Weighing in on the dress code: Are leggings inappropriate for school?

 

Freshman Kiara Dawes posing proudly in her newly purchased Aztec Printed leggings.   (Photo:Waters)

Freshman Kiara Dawes poses proudly in her newly purchased Aztec printed leggings.
(Photo: Waters)

Lecanto High School (LHS), like many other schools in the Citrus County district, has made their dress code a huge part of how the school as a whole runs. Coming into the new 2013-14 school year, all students were informed of all the changes to dress code despite the previous year and were expected to abide by these new rules.Some of these new reinforcements include the abandonment of leggings.  The reasoning for the sudden alterations is because most staff and administration on the Citrus County school board came to a unanimous decision and felt that leggings were not being worn appropriately and caused distractions.

A lot of girls within the school were not sure how to feel about these new rules because they had been such an important asset to them that not being able to wear leggings to school was almost weird.

“When I heard that leggings were going to be a part of the new dress code, I was actually pretty aggravated. Like no one really has time to come to school in heels and a dress only to be sitting stationary for eight hours straight. Leggings are what’s comfortable and what almost everyone likes wearing,” said sophomore Kerra Dunlap.

In addition to this, many girls around the school feel that dress coding for leggings is an inconsistency and has proven itself to be unfair.

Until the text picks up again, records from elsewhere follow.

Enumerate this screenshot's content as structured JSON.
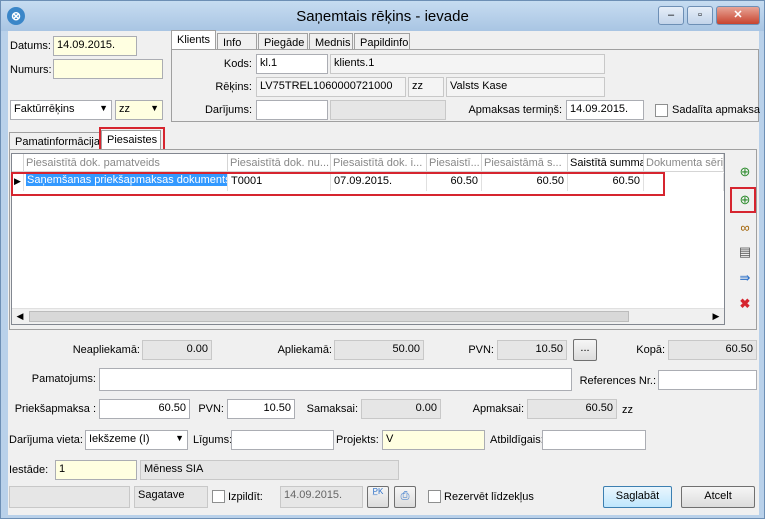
{
  "window": {
    "title": "Saņemtais rēķins - ievade",
    "min": "–",
    "max": "▫",
    "close": "✕"
  },
  "left": {
    "datums_label": "Datums:",
    "datums_value": "14.09.2015.",
    "numurs_label": "Numurs:",
    "numurs_value": "",
    "type_value": "Faktūrrēķins",
    "zz_value": "zz"
  },
  "top_tabs": [
    "Klients",
    "Info",
    "Piegāde",
    "Mednis",
    "Papildinfo"
  ],
  "client": {
    "kods_label": "Kods:",
    "kods_value": "kl.1",
    "kods_name": "klients.1",
    "rekins_label": "Rēķins:",
    "rekins_value": "LV75TREL1060000721000",
    "rekins_cur": "zz",
    "rekins_bank": "Valsts Kase",
    "darijums_label": "Darījums:",
    "darijums_value": "",
    "darijums_value2": "",
    "termins_label": "Apmaksas termiņš:",
    "termins_value": "14.09.2015.",
    "sadalita_label": "Sadalīta apmaksa"
  },
  "sub_tabs": [
    "Pamatinformācija",
    "Piesaistes"
  ],
  "grid": {
    "headers": [
      "Piesaistītā dok. pamatveids",
      "Piesaistītā dok. nu...",
      "Piesaistītā dok. i...",
      "Piesaistī...",
      "Piesaistāmā s...",
      "Saistītā summa",
      "Dokumenta sērija"
    ],
    "rows": [
      {
        "pamatveids": "Saņemšanas priekšapmaksas dokuments",
        "numurs": "T0001",
        "datums": "07.09.2015.",
        "c4": "60.50",
        "c5": "60.50",
        "summa": "60.50",
        "serija": ""
      }
    ]
  },
  "side_icons": [
    "add-linked-doc-icon",
    "add-doc-icon",
    "link-icon",
    "document-icon",
    "transfer-icon",
    "delete-icon"
  ],
  "totals": {
    "neapliekama_label": "Neapliekamā:",
    "neapliekama_value": "0.00",
    "apliekama_label": "Apliekamā:",
    "apliekama_value": "50.00",
    "pvn_label": "PVN:",
    "pvn_value": "10.50",
    "pvn_btn": "...",
    "kopa_label": "Kopā:",
    "kopa_value": "60.50"
  },
  "pamatojums_label": "Pamatojums:",
  "pamatojums_value": "",
  "references_label": "References Nr.:",
  "references_value": "",
  "prepay": {
    "label": "Priekšapmaksa :",
    "value": "60.50",
    "pvn_label": "PVN:",
    "pvn_value": "10.50",
    "samaksai_label": "Samaksai:",
    "samaksai_value": "0.00",
    "apmaksai_label": "Apmaksai:",
    "apmaksai_value": "60.50",
    "currency": "zz"
  },
  "deal": {
    "vieta_label": "Darījuma vieta:",
    "vieta_value": "Iekšzeme (I)",
    "ligums_label": "Līgums:",
    "ligums_value": "",
    "projekts_label": "Projekts:",
    "projekts_value": "V",
    "atbildigais_label": "Atbildīgais:",
    "atbildigais_value": ""
  },
  "iestade": {
    "label": "Iestāde:",
    "code": "1",
    "name": "Mēness SIA"
  },
  "bottom": {
    "status_empty": "",
    "status": "Sagatave",
    "izpildit_label": "Izpildīt:",
    "izpildit_date": "14.09.2015.",
    "rezervet_label": "Rezervēt līdzekļus",
    "save": "Saglabāt",
    "cancel": "Atcelt"
  },
  "colors": {
    "selection": "#3399ff",
    "highlight": "#d6252f",
    "accent": "#b9d1ea"
  }
}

Some female students feel that they find themselves in the attendance office getting ready to be written up while others in the same attire are prancing happily around school.

“Dress code depends on a lot of different things. If you’re high-waisted or long armed, it will be in your favor for sure. If not, you’re more than likely to have trouble. It also really matters who is wearing it and how it is worn. I won’t be such a stickler if it is worn to the right caliber and appropriately,” said faculty member Jessica Allnut.

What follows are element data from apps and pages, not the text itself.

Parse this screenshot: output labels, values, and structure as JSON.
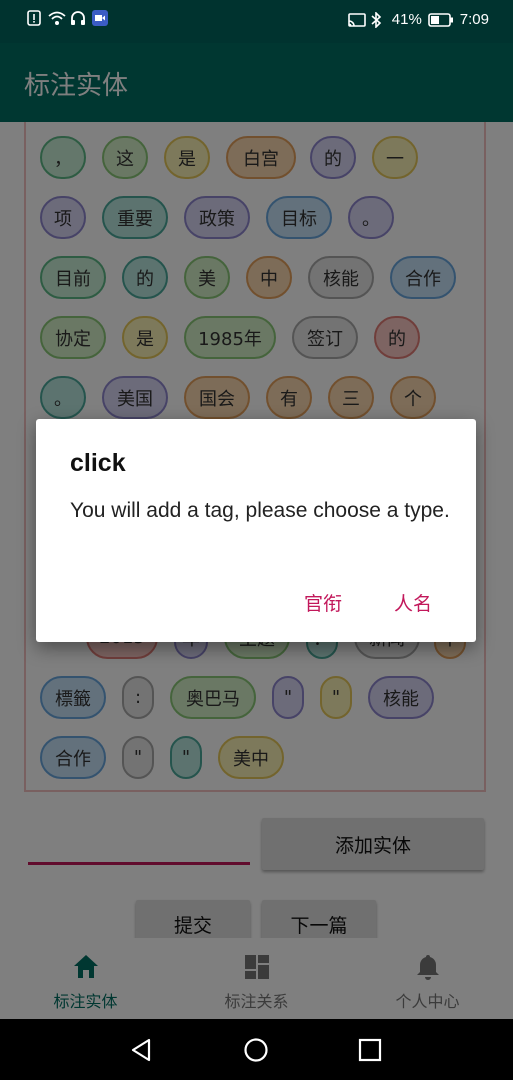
{
  "status_bar": {
    "battery": "41%",
    "time": "7:09",
    "icons": [
      "alert-icon",
      "wifi-icon",
      "headset-icon",
      "video-icon",
      "cast-icon",
      "bluetooth-icon",
      "battery-icon"
    ]
  },
  "app_bar": {
    "title": "标注实体"
  },
  "tags": [
    {
      "text": "，",
      "color": "green"
    },
    {
      "text": "这",
      "color": "mint"
    },
    {
      "text": "是",
      "color": "yellow"
    },
    {
      "text": "白宫",
      "color": "orange"
    },
    {
      "text": "的",
      "color": "lav"
    },
    {
      "text": "一",
      "color": "yellow"
    },
    {
      "text": "项",
      "color": "lav"
    },
    {
      "text": "重要",
      "color": "teal"
    },
    {
      "text": "政策",
      "color": "lav"
    },
    {
      "text": "目标",
      "color": "blue"
    },
    {
      "text": "。",
      "color": "lav"
    },
    {
      "text": "目前",
      "color": "green"
    },
    {
      "text": "的",
      "color": "teal"
    },
    {
      "text": "美",
      "color": "mint"
    },
    {
      "text": "中",
      "color": "orange"
    },
    {
      "text": "核能",
      "color": "grey"
    },
    {
      "text": "合作",
      "color": "blue"
    },
    {
      "text": "协定",
      "color": "mint"
    },
    {
      "text": "是",
      "color": "yellow"
    },
    {
      "text": "1985年",
      "color": "mint"
    },
    {
      "text": "签订",
      "color": "grey"
    },
    {
      "text": "的",
      "color": "pink"
    },
    {
      "text": "。",
      "color": "teal"
    },
    {
      "text": "美国",
      "color": "lav"
    },
    {
      "text": "国会",
      "color": "orange"
    },
    {
      "text": "有",
      "color": "orange"
    },
    {
      "text": "三",
      "color": "orange"
    },
    {
      "text": "个",
      "color": "orange"
    },
    {
      "text": "2015",
      "color": "pink"
    },
    {
      "text": "年",
      "color": "lav"
    },
    {
      "text": "主题",
      "color": "mint"
    },
    {
      "text": "：",
      "color": "teal"
    },
    {
      "text": "新闻",
      "color": "grey"
    },
    {
      "text": "中",
      "color": "orange"
    },
    {
      "text": "標籤",
      "color": "blue"
    },
    {
      "text": ":",
      "color": "grey"
    },
    {
      "text": "奥巴马",
      "color": "mint"
    },
    {
      "text": "\"",
      "color": "lav"
    },
    {
      "text": "\"",
      "color": "yellow"
    },
    {
      "text": "核能",
      "color": "lav"
    },
    {
      "text": "合作",
      "color": "blue"
    },
    {
      "text": "\"",
      "color": "grey"
    },
    {
      "text": "\"",
      "color": "teal"
    },
    {
      "text": "美中",
      "color": "yellow"
    }
  ],
  "add_entity_button": "添加实体",
  "submit_button": "提交",
  "next_button": "下一篇",
  "bottom_nav": [
    {
      "label": "标注实体",
      "icon": "home-icon",
      "active": true
    },
    {
      "label": "标注关系",
      "icon": "dashboard-icon",
      "active": false
    },
    {
      "label": "个人中心",
      "icon": "bell-icon",
      "active": false
    }
  ],
  "dialog": {
    "title": "click",
    "message": "You will add a tag, please choose a type.",
    "option_1": "官衔",
    "option_2": "人名"
  },
  "colors": {
    "primary": "#006f63",
    "status_bar": "#00332f",
    "accent": "#c2185b"
  }
}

“I get dress coded a lot, probably because I have a big butt. But that still doesn’t make it right when I always see like two trillion girls wearing leggings and never get caught. I’m not trying to break the rules, but when I want to bum it, leggings are my first choice,” said sophomore Caroline Damron.

Despite the controversy, it is also pretty well understood that leggings are now prohibited and should not be worn. This though, does not change the feelings of students, and they are relentless in the ongoing fight concerning leggings. The only remaining question: will they win?

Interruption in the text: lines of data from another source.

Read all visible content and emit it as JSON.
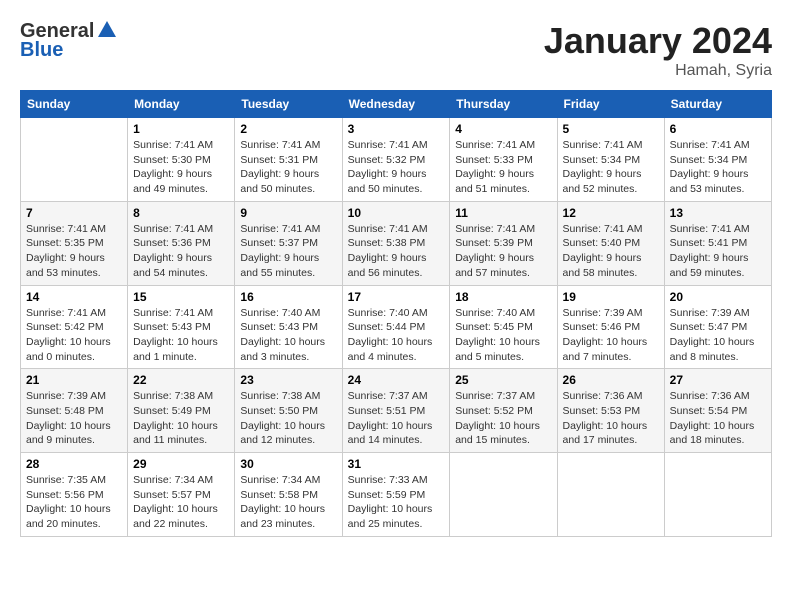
{
  "header": {
    "logo_general": "General",
    "logo_blue": "Blue",
    "month": "January 2024",
    "location": "Hamah, Syria"
  },
  "days_of_week": [
    "Sunday",
    "Monday",
    "Tuesday",
    "Wednesday",
    "Thursday",
    "Friday",
    "Saturday"
  ],
  "weeks": [
    [
      {
        "day": "",
        "sunrise": "",
        "sunset": "",
        "daylight": ""
      },
      {
        "day": "1",
        "sunrise": "Sunrise: 7:41 AM",
        "sunset": "Sunset: 5:30 PM",
        "daylight": "Daylight: 9 hours and 49 minutes."
      },
      {
        "day": "2",
        "sunrise": "Sunrise: 7:41 AM",
        "sunset": "Sunset: 5:31 PM",
        "daylight": "Daylight: 9 hours and 50 minutes."
      },
      {
        "day": "3",
        "sunrise": "Sunrise: 7:41 AM",
        "sunset": "Sunset: 5:32 PM",
        "daylight": "Daylight: 9 hours and 50 minutes."
      },
      {
        "day": "4",
        "sunrise": "Sunrise: 7:41 AM",
        "sunset": "Sunset: 5:33 PM",
        "daylight": "Daylight: 9 hours and 51 minutes."
      },
      {
        "day": "5",
        "sunrise": "Sunrise: 7:41 AM",
        "sunset": "Sunset: 5:34 PM",
        "daylight": "Daylight: 9 hours and 52 minutes."
      },
      {
        "day": "6",
        "sunrise": "Sunrise: 7:41 AM",
        "sunset": "Sunset: 5:34 PM",
        "daylight": "Daylight: 9 hours and 53 minutes."
      }
    ],
    [
      {
        "day": "7",
        "sunrise": "Sunrise: 7:41 AM",
        "sunset": "Sunset: 5:35 PM",
        "daylight": "Daylight: 9 hours and 53 minutes."
      },
      {
        "day": "8",
        "sunrise": "Sunrise: 7:41 AM",
        "sunset": "Sunset: 5:36 PM",
        "daylight": "Daylight: 9 hours and 54 minutes."
      },
      {
        "day": "9",
        "sunrise": "Sunrise: 7:41 AM",
        "sunset": "Sunset: 5:37 PM",
        "daylight": "Daylight: 9 hours and 55 minutes."
      },
      {
        "day": "10",
        "sunrise": "Sunrise: 7:41 AM",
        "sunset": "Sunset: 5:38 PM",
        "daylight": "Daylight: 9 hours and 56 minutes."
      },
      {
        "day": "11",
        "sunrise": "Sunrise: 7:41 AM",
        "sunset": "Sunset: 5:39 PM",
        "daylight": "Daylight: 9 hours and 57 minutes."
      },
      {
        "day": "12",
        "sunrise": "Sunrise: 7:41 AM",
        "sunset": "Sunset: 5:40 PM",
        "daylight": "Daylight: 9 hours and 58 minutes."
      },
      {
        "day": "13",
        "sunrise": "Sunrise: 7:41 AM",
        "sunset": "Sunset: 5:41 PM",
        "daylight": "Daylight: 9 hours and 59 minutes."
      }
    ],
    [
      {
        "day": "14",
        "sunrise": "Sunrise: 7:41 AM",
        "sunset": "Sunset: 5:42 PM",
        "daylight": "Daylight: 10 hours and 0 minutes."
      },
      {
        "day": "15",
        "sunrise": "Sunrise: 7:41 AM",
        "sunset": "Sunset: 5:43 PM",
        "daylight": "Daylight: 10 hours and 1 minute."
      },
      {
        "day": "16",
        "sunrise": "Sunrise: 7:40 AM",
        "sunset": "Sunset: 5:43 PM",
        "daylight": "Daylight: 10 hours and 3 minutes."
      },
      {
        "day": "17",
        "sunrise": "Sunrise: 7:40 AM",
        "sunset": "Sunset: 5:44 PM",
        "daylight": "Daylight: 10 hours and 4 minutes."
      },
      {
        "day": "18",
        "sunrise": "Sunrise: 7:40 AM",
        "sunset": "Sunset: 5:45 PM",
        "daylight": "Daylight: 10 hours and 5 minutes."
      },
      {
        "day": "19",
        "sunrise": "Sunrise: 7:39 AM",
        "sunset": "Sunset: 5:46 PM",
        "daylight": "Daylight: 10 hours and 7 minutes."
      },
      {
        "day": "20",
        "sunrise": "Sunrise: 7:39 AM",
        "sunset": "Sunset: 5:47 PM",
        "daylight": "Daylight: 10 hours and 8 minutes."
      }
    ],
    [
      {
        "day": "21",
        "sunrise": "Sunrise: 7:39 AM",
        "sunset": "Sunset: 5:48 PM",
        "daylight": "Daylight: 10 hours and 9 minutes."
      },
      {
        "day": "22",
        "sunrise": "Sunrise: 7:38 AM",
        "sunset": "Sunset: 5:49 PM",
        "daylight": "Daylight: 10 hours and 11 minutes."
      },
      {
        "day": "23",
        "sunrise": "Sunrise: 7:38 AM",
        "sunset": "Sunset: 5:50 PM",
        "daylight": "Daylight: 10 hours and 12 minutes."
      },
      {
        "day": "24",
        "sunrise": "Sunrise: 7:37 AM",
        "sunset": "Sunset: 5:51 PM",
        "daylight": "Daylight: 10 hours and 14 minutes."
      },
      {
        "day": "25",
        "sunrise": "Sunrise: 7:37 AM",
        "sunset": "Sunset: 5:52 PM",
        "daylight": "Daylight: 10 hours and 15 minutes."
      },
      {
        "day": "26",
        "sunrise": "Sunrise: 7:36 AM",
        "sunset": "Sunset: 5:53 PM",
        "daylight": "Daylight: 10 hours and 17 minutes."
      },
      {
        "day": "27",
        "sunrise": "Sunrise: 7:36 AM",
        "sunset": "Sunset: 5:54 PM",
        "daylight": "Daylight: 10 hours and 18 minutes."
      }
    ],
    [
      {
        "day": "28",
        "sunrise": "Sunrise: 7:35 AM",
        "sunset": "Sunset: 5:56 PM",
        "daylight": "Daylight: 10 hours and 20 minutes."
      },
      {
        "day": "29",
        "sunrise": "Sunrise: 7:34 AM",
        "sunset": "Sunset: 5:57 PM",
        "daylight": "Daylight: 10 hours and 22 minutes."
      },
      {
        "day": "30",
        "sunrise": "Sunrise: 7:34 AM",
        "sunset": "Sunset: 5:58 PM",
        "daylight": "Daylight: 10 hours and 23 minutes."
      },
      {
        "day": "31",
        "sunrise": "Sunrise: 7:33 AM",
        "sunset": "Sunset: 5:59 PM",
        "daylight": "Daylight: 10 hours and 25 minutes."
      },
      {
        "day": "",
        "sunrise": "",
        "sunset": "",
        "daylight": ""
      },
      {
        "day": "",
        "sunrise": "",
        "sunset": "",
        "daylight": ""
      },
      {
        "day": "",
        "sunrise": "",
        "sunset": "",
        "daylight": ""
      }
    ]
  ]
}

“I feel at times that dress code is very necessary to have. I believe that if clothing is a distraction, then it needs to be taken care of. But on the flip side, if everyone can function and just get along, then I really don’t see a problem with it. It’s evident that dress code is a war, and I’m just here to see who comes out on top: the students or the teachers?” said geometry teacher David Logue.